In a similar way, our taking time for centering restores and sharpens us for the rest of our lives. But we worry that this time is unproductive. I discovered how true this is through a story a friend of mine told me. He’s a Lutheran pastor, and he said that early on in his ministry he had a practice if starting his day with 30 minutes of prayer in the church sanctuary. One morning the secretary interrupted him while he was praying, and told him that one of the members wanted to speak to him. The pastor told her that he’d be done in ten minutes. The secretary came back and said that the man was insistent that he be met NOW. The pastor said that he told her to wait for another 5 minutes. The man was so upset with the pastor that he brought it up as an issue at the next church council meeting, telling the council that they needed to do something about this because the pastor “should pray on his own time. On church time his responsibility was to be available when members needed him.” My friend learned his lesson—pray at home. But that’s an awful lesson to learn, and one that’s not rooted in the gospels, nor in our passage for today.
The Christian life isn’t about busyness, it’s about openness, and we cannot be entirely open to God if we are too busy. That’s the whole point of Sabbath. The ancient practice of taking a Sabbath day was to have a day where absolutely no work is done. They ancient Jews took it a bit overboard, criticizing Jesus for healing on the Sabbath because technically it was work, no matter how miraculous it was. Still, there was an understanding that we need time for centering to make sure that we are grounded in God.
We are called to be active, but to be active with a base—a foundation.
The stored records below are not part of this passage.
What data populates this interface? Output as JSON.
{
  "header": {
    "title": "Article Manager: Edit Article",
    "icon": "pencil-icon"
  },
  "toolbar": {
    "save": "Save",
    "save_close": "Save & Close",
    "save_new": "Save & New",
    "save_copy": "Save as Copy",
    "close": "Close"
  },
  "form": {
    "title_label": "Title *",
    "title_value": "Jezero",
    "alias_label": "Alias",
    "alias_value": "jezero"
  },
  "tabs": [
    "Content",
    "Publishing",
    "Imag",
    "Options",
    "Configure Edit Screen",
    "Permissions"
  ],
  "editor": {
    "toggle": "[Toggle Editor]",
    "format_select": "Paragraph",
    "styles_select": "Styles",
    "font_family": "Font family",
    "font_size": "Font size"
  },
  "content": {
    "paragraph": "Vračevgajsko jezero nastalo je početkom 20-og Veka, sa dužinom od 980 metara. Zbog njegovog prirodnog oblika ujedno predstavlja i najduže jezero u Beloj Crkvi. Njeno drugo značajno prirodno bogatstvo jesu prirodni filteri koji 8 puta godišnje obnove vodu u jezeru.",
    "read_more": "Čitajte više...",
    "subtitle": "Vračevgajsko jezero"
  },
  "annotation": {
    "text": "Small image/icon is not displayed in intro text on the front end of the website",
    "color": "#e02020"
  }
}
This foundation is time spent in rest, reflection, and recreation. Do you have this kind of foundation?